They traveled hard for almost five days before they encountered the first Demvaren and skirted them unobserved or so they hoped. The girls had less of a hope of that, knowing now that Belvare created the monsters only to keep them from guessing his plans. He slew all those villagers to get their attention and start them on this ill-fated journey.
The urgent sense of danger his action created prevented them from understanding just how well planned and well-orchestrated all these seeming coincidences were. For centuries he placed the clues, made sure they were preserved and presented at just the right moment, by just the right people.
The understanding of what was to happen did lie between them like a rock dragging their souls down, and Marcus must have sensed it, which made him more watchful.
They half expected him to corner them, but he seemed as caught up in his own thoughts as they were. He’d been like that since he returned from his shopping expedition and the mark on the pier hadn’t improved his disposition either.
It made the burden they carried easier to bear and to keep from him. It wasn’t as simple to acquire the poison locked in his strongbox, without his knowledge. Byron had proven a useful, but an unwitting ally in their deception as they replaced the vial with a replica filled with alcohol.
The full understanding of what they learned from and saw on those documents, made them almost as emotionally closed off from each other as they were in the beginning, but at the same time, it wasn’t entirely accurate either.
Marcus wasn’t as acutely aware of this as the girls were, and it was almost as if they were already taking leave of each other, and it felt wrong. Suddenly this ending seemed so unjust, but it was the only right thing. The only road to redemption, and it may lead through hell first.
Now that they knew how to read the texts and could dechiper the code, they learned that the one who had the strength to end Belvare and to drink the forbidden blood, would not die quickly. It would be a death so painful as to twist the mind and rip the soul apart.
This fate would be theirs, and if Rowan had her way, it would be hers alone. Knowing you would die one day and knowing you were going to die soon, made a world of difference. Especially if you knew how and the how was one of those things that terrifying nightmares were made of, but somehow it felt like a fitting end for her.
Rowan’s life had been tortuous and painful until her path crossed with theirs. The dream was nice to hold close to her heart, but somewhere inside, she always knew it would never belong to her. Could never be possible for the likes of her.
Her only regret was that Marcus’s daughter would never be born. That their child would never have the chance to take her fate in her hands and make a life for herself. That Marcus would never get to love his daughter, and that she would never know her mother or have a home.

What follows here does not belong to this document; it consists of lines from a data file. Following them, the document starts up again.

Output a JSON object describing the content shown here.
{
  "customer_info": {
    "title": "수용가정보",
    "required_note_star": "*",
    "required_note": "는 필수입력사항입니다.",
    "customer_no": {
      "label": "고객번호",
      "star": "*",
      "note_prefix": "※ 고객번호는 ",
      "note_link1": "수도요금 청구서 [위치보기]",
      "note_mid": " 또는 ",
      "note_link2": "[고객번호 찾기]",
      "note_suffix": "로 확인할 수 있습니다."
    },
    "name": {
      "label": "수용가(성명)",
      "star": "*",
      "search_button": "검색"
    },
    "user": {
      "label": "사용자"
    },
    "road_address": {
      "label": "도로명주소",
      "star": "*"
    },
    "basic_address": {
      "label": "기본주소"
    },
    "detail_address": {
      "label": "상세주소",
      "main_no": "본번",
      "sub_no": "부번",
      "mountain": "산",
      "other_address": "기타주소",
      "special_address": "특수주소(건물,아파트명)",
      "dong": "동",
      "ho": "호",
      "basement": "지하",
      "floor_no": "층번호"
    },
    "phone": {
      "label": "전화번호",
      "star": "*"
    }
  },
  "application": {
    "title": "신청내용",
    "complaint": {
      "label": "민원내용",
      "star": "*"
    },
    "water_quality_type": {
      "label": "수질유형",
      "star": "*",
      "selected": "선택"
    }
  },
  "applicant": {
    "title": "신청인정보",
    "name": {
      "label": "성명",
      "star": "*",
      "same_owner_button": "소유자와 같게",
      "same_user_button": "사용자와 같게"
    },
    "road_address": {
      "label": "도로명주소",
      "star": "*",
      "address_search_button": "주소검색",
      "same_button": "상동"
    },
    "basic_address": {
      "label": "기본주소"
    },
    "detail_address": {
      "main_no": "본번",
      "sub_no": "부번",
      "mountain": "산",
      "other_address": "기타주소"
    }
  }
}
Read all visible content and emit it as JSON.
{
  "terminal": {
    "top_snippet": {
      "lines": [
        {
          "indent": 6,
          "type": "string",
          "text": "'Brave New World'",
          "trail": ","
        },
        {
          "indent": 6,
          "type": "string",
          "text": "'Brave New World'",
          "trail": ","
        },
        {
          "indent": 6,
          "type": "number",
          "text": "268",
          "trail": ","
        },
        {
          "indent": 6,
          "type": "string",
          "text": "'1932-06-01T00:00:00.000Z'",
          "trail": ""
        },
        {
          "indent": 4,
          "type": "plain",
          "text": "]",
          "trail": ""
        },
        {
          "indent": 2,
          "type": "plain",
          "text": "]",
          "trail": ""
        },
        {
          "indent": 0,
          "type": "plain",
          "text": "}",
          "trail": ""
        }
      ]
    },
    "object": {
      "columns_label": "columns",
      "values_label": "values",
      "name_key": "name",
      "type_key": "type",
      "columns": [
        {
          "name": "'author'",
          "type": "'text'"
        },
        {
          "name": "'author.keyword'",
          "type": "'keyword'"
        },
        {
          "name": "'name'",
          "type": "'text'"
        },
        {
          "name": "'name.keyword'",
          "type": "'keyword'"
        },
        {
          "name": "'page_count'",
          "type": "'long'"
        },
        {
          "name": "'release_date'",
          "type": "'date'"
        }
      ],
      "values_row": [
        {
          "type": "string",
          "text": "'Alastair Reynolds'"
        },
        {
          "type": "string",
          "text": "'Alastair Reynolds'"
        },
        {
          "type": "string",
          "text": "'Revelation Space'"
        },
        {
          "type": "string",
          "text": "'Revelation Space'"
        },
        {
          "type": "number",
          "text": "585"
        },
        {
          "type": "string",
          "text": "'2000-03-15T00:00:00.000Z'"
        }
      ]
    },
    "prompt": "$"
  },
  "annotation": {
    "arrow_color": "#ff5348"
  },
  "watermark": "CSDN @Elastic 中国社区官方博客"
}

She would never even have a beginning.
His son would be born. Rowan decided that long since and for that, she would willingly die. She would not allow Alena to thwart her efforts or make her sacrifice in vain.